Medical facilities in Lesotho are limited and there is no reliable ambulance service. Specialist care is available in Bloemfontein, South Africa, 90 miles west of Maseru. U.S. Embassy Maseru maintains a list of physicians and other health care professionals, but the embassy does not guarantee service or provide recommendations.
Many medicines are unavailable at facilities in Lesotho; travelers should carry with them an adequate supply of necessary medicines and/or prescription drugs, along with copies of their prescriptions. Lesotho has a very high HIV prevalence, currently estimated at 23 percent of the adult population.
You can find detailed information on vaccinations and other health precautions on the CDC website. For information about outbreaks of infectious diseases abroad, consult the World Health Organization (WHO) website, which contains additional health information for travelers, including detailed country-specific health information.
Tuberculosis is a serious health concern in Lesotho. For further information, please consult the CDC's information on TB.
Travel & Transportation
TRAFFIC SAFETY AND ROAD CONDITIONS: While in Lesotho, you may encounter road conditions that differ significantly from those in the United States. The information below is provided for general reference only, and may not be totally accurate in a particular location or circumstance.
Traffic moves on the left, with right-hand drive vehicles. Never assume right-of-way, as aggressive and unpredictable local driving habits result in frequent collisions. Lesotho has a high number of traffic-related deaths and injuries. Driving after dark is dangerous due to the absence of street lighting, livestock on the roads, and the prevalence of crime—including incidents of carjacking.
Travel is best done by private car. Rental cars are available in Maseru, and cars rented in neighboring South Africa may be brought into Lesotho with the written permission of the rental company. Although bus and public taxi services exist, chronic overloading combined with inadequate vehicle maintenance and lack of driver training make them unsafe.

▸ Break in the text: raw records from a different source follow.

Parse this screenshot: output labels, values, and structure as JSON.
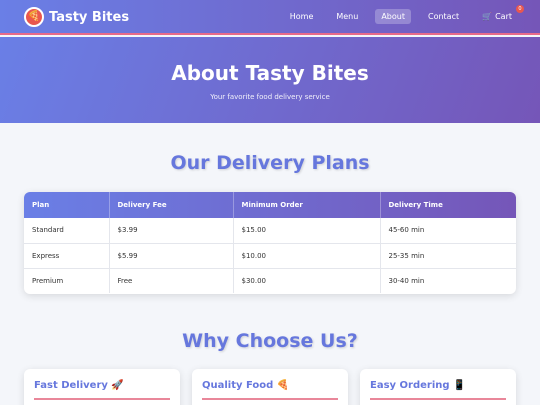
{
  "brand": {
    "logo_icon": "🍕",
    "name": "Tasty Bites"
  },
  "nav": {
    "links": [
      "Home",
      "Menu",
      "About",
      "Contact"
    ],
    "active": "About",
    "cart_icon": "🛒",
    "cart_label": "Cart",
    "cart_count": "0"
  },
  "hero": {
    "title": "About Tasty Bites",
    "subtitle": "Your favorite food delivery service"
  },
  "plans": {
    "heading": "Our Delivery Plans",
    "columns": [
      "Plan",
      "Delivery Fee",
      "Minimum Order",
      "Delivery Time"
    ],
    "rows": [
      [
        "Standard",
        "$3.99",
        "$15.00",
        "45-60 min"
      ],
      [
        "Express",
        "$5.99",
        "$10.00",
        "25-35 min"
      ],
      [
        "Premium",
        "Free",
        "$30.00",
        "30-40 min"
      ]
    ]
  },
  "why": {
    "heading": "Why Choose Us?",
    "features": [
      {
        "title": "Fast Delivery 🚀"
      },
      {
        "title": "Quality Food 🍕"
      },
      {
        "title": "Easy Ordering 📱"
      }
    ]
  },
  "colors": {
    "gradient_start": "#6a7fe6",
    "gradient_end": "#7556b8",
    "accent_pink": "#e9879a",
    "heading_blue": "#6677dd",
    "badge_red": "#e9574f"
  }
}
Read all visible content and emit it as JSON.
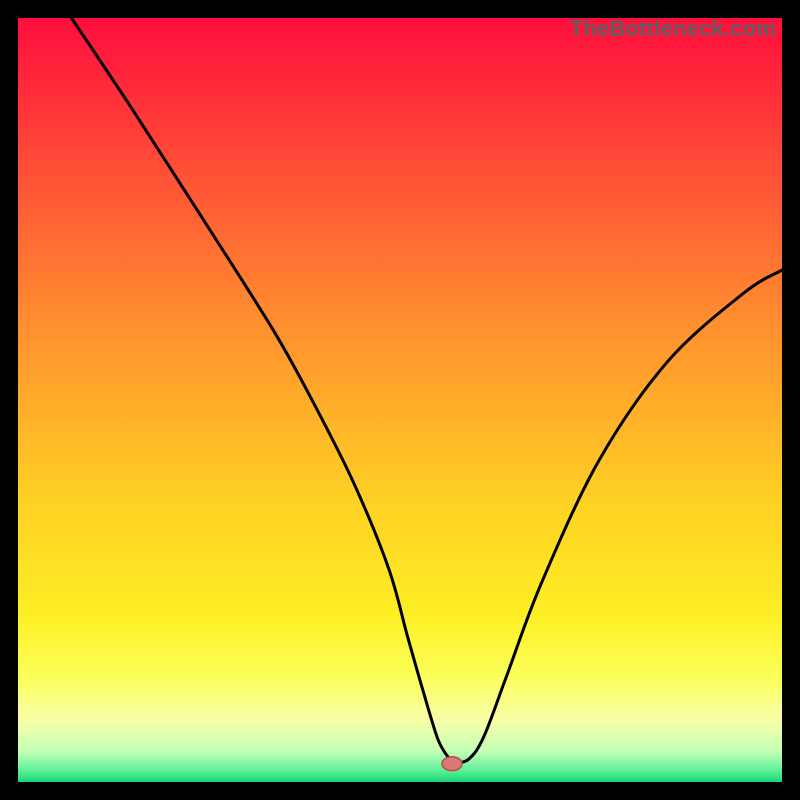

Some private taxi services are available in the capital, but roving mini-bus taxis should be avoided. There is no passenger train service in Lesotho.
Although the number of paved roads is gradually increasing, the majority of Lesotho’s 5,000 miles of roads remain unpaved. A few main rural highways are comparable to U.S. two-lane rural roads, but lane markings, signs, shoulders and guardrails do not meet U.S. standards. Lesotho's mountainous terrain makes driving on secondary roads hazardous. Unpaved roads in the interior—often narrow, winding, and steep—are poorly maintained. For travel in the interior, especially in wet or snowy weather, a high ground clearance or four-wheel-drive vehicle is recommended. Four-wheel-drive is also a requirement for entering or departing Lesotho through the Sani Pass on the eastern border. The authority for road safety issues rests with the Lesotho Mounted Police Service; there are no auto clubs or reliable ambulance services. Drivers should contact the police in case of road emergencies.
AVIATION SAFETY OVERSIGHT: As there is no direct commercial air service to the United States by carriers registered in Lesotho, the U.S. Federal Aviation Administration (FAA) has not assessed the government of Lesotho’s Civil Aviation Authority for compliance with International Civil Aviation Organization (ICAO) aviation safety standards. Further information may be found on the FAA’s safety assessment page.